Among the entries below, find each line holding "Shift" and return it.

[Dataset rows describing interfaces]
[Start of section]
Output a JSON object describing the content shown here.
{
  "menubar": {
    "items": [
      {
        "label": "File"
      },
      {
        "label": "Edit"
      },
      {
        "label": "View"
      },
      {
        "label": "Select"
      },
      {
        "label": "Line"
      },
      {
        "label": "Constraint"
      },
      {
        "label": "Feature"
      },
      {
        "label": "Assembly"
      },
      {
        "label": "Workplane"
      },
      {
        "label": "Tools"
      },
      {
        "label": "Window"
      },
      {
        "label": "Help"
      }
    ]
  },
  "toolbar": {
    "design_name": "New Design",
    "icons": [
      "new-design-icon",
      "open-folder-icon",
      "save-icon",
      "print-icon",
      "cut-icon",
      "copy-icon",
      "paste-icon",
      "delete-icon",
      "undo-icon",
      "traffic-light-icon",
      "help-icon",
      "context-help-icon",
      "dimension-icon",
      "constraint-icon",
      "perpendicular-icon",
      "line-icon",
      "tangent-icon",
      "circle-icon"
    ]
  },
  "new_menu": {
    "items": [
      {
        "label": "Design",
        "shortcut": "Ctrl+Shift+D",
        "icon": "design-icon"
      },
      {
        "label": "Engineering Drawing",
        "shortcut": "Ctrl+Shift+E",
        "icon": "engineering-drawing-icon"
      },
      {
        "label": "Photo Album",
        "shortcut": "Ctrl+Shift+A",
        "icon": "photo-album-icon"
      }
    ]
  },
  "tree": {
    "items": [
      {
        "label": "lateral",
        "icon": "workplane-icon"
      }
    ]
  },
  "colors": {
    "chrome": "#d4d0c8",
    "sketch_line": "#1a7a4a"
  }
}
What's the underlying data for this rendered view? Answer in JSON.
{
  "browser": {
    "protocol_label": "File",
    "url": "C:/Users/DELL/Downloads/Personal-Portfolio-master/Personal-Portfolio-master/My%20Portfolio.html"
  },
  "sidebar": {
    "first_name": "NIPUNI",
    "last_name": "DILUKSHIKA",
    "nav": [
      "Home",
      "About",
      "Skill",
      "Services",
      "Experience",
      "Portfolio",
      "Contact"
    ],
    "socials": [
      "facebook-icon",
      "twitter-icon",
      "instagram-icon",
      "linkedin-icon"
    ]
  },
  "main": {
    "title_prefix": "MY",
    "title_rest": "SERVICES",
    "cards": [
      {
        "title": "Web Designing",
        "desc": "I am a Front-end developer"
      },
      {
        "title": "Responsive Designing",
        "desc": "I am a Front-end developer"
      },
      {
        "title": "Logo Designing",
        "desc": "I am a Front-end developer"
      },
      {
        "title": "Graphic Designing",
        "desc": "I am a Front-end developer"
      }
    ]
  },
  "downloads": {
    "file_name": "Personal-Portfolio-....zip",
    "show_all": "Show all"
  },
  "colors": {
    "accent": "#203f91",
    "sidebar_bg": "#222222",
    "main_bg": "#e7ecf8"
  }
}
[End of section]
WRITTEN ANSWER>
        "shortcut": "Ctrl+Shift+D",
        "shortcut": "Ctrl+Shift+E",
        "shortcut": "Ctrl+Shift+A",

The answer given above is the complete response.